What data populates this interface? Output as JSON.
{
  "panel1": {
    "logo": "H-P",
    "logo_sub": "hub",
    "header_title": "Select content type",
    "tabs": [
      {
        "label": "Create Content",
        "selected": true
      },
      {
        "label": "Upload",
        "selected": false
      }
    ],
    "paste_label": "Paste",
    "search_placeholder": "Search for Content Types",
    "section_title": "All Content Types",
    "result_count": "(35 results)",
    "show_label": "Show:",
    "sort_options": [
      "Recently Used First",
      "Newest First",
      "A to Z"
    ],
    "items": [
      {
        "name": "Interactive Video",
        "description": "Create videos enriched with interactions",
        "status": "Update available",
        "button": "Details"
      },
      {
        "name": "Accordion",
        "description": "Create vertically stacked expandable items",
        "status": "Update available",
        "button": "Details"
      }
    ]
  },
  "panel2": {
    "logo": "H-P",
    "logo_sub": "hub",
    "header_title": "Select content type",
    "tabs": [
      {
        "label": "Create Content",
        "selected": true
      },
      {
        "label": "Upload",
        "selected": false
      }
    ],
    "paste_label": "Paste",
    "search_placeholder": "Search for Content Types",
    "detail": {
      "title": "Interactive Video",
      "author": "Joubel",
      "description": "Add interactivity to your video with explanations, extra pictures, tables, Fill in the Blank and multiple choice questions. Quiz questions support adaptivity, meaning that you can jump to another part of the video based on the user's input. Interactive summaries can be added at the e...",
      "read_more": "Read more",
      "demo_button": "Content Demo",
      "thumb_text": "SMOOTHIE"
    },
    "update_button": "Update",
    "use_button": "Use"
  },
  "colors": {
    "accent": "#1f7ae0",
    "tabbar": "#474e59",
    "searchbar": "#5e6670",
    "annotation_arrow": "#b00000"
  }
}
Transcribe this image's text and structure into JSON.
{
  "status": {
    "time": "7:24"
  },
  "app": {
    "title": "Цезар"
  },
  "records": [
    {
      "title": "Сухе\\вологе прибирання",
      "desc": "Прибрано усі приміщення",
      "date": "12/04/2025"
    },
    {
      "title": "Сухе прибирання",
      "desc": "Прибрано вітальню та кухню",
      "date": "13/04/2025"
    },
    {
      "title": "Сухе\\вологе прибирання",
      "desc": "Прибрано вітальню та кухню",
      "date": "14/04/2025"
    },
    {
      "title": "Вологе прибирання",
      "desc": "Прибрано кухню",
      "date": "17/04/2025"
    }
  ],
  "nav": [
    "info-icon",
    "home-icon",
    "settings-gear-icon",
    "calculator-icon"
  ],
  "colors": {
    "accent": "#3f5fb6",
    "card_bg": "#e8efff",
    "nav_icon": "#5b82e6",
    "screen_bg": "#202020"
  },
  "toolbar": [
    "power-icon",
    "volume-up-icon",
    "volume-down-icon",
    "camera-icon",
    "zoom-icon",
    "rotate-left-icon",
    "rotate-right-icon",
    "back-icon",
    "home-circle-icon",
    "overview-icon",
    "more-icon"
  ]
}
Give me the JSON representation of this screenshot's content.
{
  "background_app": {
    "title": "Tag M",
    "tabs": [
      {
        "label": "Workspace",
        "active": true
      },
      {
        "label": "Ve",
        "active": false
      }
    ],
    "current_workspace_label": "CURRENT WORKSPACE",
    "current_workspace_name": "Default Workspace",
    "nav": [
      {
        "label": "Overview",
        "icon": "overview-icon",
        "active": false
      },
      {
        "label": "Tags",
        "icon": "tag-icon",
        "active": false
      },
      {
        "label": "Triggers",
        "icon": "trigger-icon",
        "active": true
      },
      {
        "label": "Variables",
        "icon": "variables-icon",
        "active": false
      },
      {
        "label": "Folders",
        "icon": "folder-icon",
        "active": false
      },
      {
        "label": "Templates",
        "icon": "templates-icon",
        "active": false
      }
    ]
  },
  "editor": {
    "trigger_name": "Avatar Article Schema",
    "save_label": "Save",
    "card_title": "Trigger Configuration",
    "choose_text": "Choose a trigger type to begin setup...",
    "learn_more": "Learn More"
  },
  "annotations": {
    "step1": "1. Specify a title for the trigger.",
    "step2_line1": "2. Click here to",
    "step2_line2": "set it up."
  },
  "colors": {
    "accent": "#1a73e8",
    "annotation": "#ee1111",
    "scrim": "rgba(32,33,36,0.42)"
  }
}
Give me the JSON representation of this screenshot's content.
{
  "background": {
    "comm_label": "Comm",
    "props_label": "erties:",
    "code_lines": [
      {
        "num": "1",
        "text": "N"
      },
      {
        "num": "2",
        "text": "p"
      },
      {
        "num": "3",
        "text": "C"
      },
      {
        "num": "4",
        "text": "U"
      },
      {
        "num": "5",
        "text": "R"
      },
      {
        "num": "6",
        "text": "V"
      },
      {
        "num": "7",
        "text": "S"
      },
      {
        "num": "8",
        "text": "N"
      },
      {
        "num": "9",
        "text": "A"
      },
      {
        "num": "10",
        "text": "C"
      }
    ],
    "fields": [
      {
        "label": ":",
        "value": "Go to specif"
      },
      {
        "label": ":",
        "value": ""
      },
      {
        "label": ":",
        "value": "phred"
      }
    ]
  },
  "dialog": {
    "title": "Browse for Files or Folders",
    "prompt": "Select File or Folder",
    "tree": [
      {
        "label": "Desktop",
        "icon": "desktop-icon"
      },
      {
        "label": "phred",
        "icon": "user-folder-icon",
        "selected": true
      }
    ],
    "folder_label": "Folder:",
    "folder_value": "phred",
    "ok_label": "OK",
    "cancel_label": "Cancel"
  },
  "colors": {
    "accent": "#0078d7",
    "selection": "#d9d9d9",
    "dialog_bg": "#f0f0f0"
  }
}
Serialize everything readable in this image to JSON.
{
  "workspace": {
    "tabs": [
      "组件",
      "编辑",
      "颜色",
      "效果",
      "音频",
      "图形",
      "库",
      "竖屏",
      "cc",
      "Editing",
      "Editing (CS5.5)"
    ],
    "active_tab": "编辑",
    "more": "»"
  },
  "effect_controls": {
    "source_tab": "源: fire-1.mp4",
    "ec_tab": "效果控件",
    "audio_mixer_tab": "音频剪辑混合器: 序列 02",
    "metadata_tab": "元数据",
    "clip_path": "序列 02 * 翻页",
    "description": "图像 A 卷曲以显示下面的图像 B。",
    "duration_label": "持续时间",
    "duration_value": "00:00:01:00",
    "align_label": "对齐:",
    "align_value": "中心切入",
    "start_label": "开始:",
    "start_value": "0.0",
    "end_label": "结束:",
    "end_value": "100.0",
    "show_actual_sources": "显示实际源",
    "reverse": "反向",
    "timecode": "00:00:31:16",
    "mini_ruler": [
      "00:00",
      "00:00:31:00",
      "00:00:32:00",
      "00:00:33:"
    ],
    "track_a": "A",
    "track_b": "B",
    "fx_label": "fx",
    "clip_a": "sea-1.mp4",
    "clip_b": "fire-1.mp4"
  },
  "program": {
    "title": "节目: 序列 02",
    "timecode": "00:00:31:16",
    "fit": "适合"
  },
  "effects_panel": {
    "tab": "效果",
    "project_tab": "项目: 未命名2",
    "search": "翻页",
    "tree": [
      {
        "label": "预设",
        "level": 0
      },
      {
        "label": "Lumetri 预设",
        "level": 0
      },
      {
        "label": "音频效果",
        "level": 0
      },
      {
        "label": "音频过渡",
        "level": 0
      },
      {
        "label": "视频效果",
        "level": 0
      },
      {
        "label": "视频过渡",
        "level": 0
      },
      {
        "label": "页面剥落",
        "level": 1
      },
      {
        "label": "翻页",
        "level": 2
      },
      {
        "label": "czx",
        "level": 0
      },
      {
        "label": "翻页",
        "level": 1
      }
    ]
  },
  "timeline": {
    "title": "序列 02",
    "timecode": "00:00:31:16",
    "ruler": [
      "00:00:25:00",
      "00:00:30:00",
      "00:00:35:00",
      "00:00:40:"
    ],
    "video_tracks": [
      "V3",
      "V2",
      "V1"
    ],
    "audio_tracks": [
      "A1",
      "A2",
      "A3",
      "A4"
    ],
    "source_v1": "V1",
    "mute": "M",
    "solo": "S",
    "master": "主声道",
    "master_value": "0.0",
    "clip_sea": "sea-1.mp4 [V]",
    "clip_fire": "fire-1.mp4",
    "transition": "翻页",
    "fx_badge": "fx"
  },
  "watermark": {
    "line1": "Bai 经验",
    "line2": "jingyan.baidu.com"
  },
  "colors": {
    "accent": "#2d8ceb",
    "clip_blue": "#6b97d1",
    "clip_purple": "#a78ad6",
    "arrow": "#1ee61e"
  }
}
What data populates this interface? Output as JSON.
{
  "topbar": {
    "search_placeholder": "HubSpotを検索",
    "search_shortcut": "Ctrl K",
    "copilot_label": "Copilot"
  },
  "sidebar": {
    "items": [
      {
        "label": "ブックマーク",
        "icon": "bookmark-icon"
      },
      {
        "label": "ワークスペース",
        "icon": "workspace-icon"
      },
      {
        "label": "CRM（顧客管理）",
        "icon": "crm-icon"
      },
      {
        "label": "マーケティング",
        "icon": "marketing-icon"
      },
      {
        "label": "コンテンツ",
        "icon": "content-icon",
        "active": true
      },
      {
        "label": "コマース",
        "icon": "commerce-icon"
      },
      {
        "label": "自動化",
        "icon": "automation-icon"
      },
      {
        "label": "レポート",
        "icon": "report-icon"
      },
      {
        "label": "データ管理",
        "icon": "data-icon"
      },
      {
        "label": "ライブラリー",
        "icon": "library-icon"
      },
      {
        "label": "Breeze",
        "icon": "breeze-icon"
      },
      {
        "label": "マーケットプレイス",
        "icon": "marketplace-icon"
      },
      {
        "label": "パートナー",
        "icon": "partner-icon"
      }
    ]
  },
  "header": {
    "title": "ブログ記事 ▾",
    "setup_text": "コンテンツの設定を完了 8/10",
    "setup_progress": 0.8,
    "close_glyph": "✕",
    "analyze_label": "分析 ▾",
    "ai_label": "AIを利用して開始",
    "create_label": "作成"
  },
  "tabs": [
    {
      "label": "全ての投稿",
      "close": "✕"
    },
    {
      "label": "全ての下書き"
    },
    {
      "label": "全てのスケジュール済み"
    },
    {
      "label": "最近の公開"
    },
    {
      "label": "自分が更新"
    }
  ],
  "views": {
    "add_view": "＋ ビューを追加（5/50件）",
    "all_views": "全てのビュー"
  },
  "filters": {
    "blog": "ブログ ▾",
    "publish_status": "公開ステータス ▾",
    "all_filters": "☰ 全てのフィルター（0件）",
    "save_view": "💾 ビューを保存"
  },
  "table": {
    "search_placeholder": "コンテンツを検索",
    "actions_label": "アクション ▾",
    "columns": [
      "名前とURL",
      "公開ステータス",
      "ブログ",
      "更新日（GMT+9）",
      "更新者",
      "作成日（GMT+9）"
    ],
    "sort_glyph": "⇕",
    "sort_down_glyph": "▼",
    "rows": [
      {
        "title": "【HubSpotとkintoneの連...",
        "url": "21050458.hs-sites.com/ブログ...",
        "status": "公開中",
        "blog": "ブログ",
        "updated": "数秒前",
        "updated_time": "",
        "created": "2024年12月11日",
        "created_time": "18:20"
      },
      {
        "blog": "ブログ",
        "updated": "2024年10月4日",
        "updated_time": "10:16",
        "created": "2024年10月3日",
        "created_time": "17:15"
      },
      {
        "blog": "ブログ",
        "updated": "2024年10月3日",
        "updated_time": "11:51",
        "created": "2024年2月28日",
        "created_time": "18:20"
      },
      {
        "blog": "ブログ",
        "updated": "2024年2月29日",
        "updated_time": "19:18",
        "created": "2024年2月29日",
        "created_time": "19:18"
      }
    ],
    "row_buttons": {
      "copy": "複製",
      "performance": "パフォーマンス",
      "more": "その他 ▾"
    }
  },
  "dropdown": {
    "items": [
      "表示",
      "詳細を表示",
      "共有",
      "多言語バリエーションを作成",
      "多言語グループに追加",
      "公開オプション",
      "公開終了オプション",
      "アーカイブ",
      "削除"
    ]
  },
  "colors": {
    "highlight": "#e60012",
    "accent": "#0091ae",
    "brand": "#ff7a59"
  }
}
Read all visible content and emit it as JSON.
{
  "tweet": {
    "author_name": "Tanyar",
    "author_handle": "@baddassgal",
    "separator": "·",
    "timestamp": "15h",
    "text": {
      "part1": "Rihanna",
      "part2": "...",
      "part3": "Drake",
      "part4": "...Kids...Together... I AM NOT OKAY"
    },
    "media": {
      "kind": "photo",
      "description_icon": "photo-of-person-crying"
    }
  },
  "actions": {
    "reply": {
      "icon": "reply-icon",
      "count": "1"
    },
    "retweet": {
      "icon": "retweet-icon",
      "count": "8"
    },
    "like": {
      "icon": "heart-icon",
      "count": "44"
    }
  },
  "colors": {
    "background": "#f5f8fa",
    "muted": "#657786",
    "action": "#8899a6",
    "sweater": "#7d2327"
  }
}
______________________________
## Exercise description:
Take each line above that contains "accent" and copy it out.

## Answer to this task:
    "accent": "#1f7ae0",
    "accent": "#3f5fb6",
    "accent": "#1a73e8",
    "accent": "#0078d7",
    "accent": "#2d8ceb",
    "accent": "#0091ae",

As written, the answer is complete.